◆ Listed entries

══════════════════════════════

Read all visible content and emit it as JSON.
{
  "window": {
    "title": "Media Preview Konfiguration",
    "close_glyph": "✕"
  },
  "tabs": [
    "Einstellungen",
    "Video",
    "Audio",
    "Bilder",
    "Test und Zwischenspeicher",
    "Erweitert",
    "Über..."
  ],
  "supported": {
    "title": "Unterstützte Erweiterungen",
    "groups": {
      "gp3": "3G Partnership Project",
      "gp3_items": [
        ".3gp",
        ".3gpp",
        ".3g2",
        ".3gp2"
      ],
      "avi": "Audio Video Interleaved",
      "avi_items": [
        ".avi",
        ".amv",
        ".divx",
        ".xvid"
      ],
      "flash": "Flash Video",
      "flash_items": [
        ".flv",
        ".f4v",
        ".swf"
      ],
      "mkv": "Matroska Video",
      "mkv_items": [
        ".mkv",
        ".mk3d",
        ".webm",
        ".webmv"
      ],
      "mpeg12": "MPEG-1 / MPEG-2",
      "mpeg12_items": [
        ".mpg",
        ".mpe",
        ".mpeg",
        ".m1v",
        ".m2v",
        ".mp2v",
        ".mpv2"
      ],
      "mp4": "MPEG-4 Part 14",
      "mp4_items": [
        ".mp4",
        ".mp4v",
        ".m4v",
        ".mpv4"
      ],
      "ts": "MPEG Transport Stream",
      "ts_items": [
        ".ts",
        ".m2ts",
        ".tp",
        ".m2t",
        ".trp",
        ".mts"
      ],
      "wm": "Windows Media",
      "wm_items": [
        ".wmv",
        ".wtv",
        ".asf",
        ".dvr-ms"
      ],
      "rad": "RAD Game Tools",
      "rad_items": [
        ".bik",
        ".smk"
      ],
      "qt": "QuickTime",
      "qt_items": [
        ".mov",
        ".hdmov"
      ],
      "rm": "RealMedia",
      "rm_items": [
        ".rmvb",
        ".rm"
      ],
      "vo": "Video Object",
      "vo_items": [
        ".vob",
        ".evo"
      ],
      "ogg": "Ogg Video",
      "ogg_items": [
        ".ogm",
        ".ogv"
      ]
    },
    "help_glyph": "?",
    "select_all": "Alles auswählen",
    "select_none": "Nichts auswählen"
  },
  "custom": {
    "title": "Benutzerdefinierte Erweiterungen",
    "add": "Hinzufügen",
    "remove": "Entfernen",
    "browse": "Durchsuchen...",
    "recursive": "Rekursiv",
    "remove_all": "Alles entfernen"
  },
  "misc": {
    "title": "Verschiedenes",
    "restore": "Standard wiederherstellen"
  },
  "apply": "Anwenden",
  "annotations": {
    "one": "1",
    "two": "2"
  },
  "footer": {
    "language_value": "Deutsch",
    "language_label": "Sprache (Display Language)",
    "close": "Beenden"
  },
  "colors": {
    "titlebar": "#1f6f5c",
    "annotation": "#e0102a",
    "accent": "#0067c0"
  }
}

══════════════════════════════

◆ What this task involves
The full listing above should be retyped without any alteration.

◆ Problem solution
Read all visible content and emit it as JSON.
{
  "window": {
    "title": "Media Preview Konfiguration",
    "close_glyph": "✕"
  },
  "tabs": [
    "Einstellungen",
    "Video",
    "Audio",
    "Bilder",
    "Test und Zwischenspeicher",
    "Erweitert",
    "Über..."
  ],
  "supported": {
    "title": "Unterstützte Erweiterungen",
    "groups": {
      "gp3": "3G Partnership Project",
      "gp3_items": [
        ".3gp",
        ".3gpp",
        ".3g2",
        ".3gp2"
      ],
      "avi": "Audio Video Interleaved",
      "avi_items": [
        ".avi",
        ".amv",
        ".divx",
        ".xvid"
      ],
      "flash": "Flash Video",
      "flash_items": [
        ".flv",
        ".f4v",
        ".swf"
      ],
      "mkv": "Matroska Video",
      "mkv_items": [
        ".mkv",
        ".mk3d",
        ".webm",
        ".webmv"
      ],
      "mpeg12": "MPEG-1 / MPEG-2",
      "mpeg12_items": [
        ".mpg",
        ".mpe",
        ".mpeg",
        ".m1v",
        ".m2v",
        ".mp2v",
        ".mpv2"
      ],
      "mp4": "MPEG-4 Part 14",
      "mp4_items": [
        ".mp4",
        ".mp4v",
        ".m4v",
        ".mpv4"
      ],
      "ts": "MPEG Transport Stream",
      "ts_items": [
        ".ts",
        ".m2ts",
        ".tp",
        ".m2t",
        ".trp",
        ".mts"
      ],
      "wm": "Windows Media",
      "wm_items": [
        ".wmv",
        ".wtv",
        ".asf",
        ".dvr-ms"
      ],
      "rad": "RAD Game Tools",
      "rad_items": [
        ".bik",
        ".smk"
      ],
      "qt": "QuickTime",
      "qt_items": [
        ".mov",
        ".hdmov"
      ],
      "rm": "RealMedia",
      "rm_items": [
        ".rmvb",
        ".rm"
      ],
      "vo": "Video Object",
      "vo_items": [
        ".vob",
        ".evo"
      ],
      "ogg": "Ogg Video",
      "ogg_items": [
        ".ogm",
        ".ogv"
      ]
    },
    "help_glyph": "?",
    "select_all": "Alles auswählen",
    "select_none": "Nichts auswählen"
  },
  "custom": {
    "title": "Benutzerdefinierte Erweiterungen",
    "add": "Hinzufügen",
    "remove": "Entfernen",
    "browse": "Durchsuchen...",
    "recursive": "Rekursiv",
    "remove_all": "Alles entfernen"
  },
  "misc": {
    "title": "Verschiedenes",
    "restore": "Standard wiederherstellen"
  },
  "apply": "Anwenden",
  "annotations": {
    "one": "1",
    "two": "2"
  },
  "footer": {
    "language_value": "Deutsch",
    "language_label": "Sprache (Display Language)",
    "close": "Beenden"
  },
  "colors": {
    "titlebar": "#1f6f5c",
    "annotation": "#e0102a",
    "accent": "#0067c0"
  }
}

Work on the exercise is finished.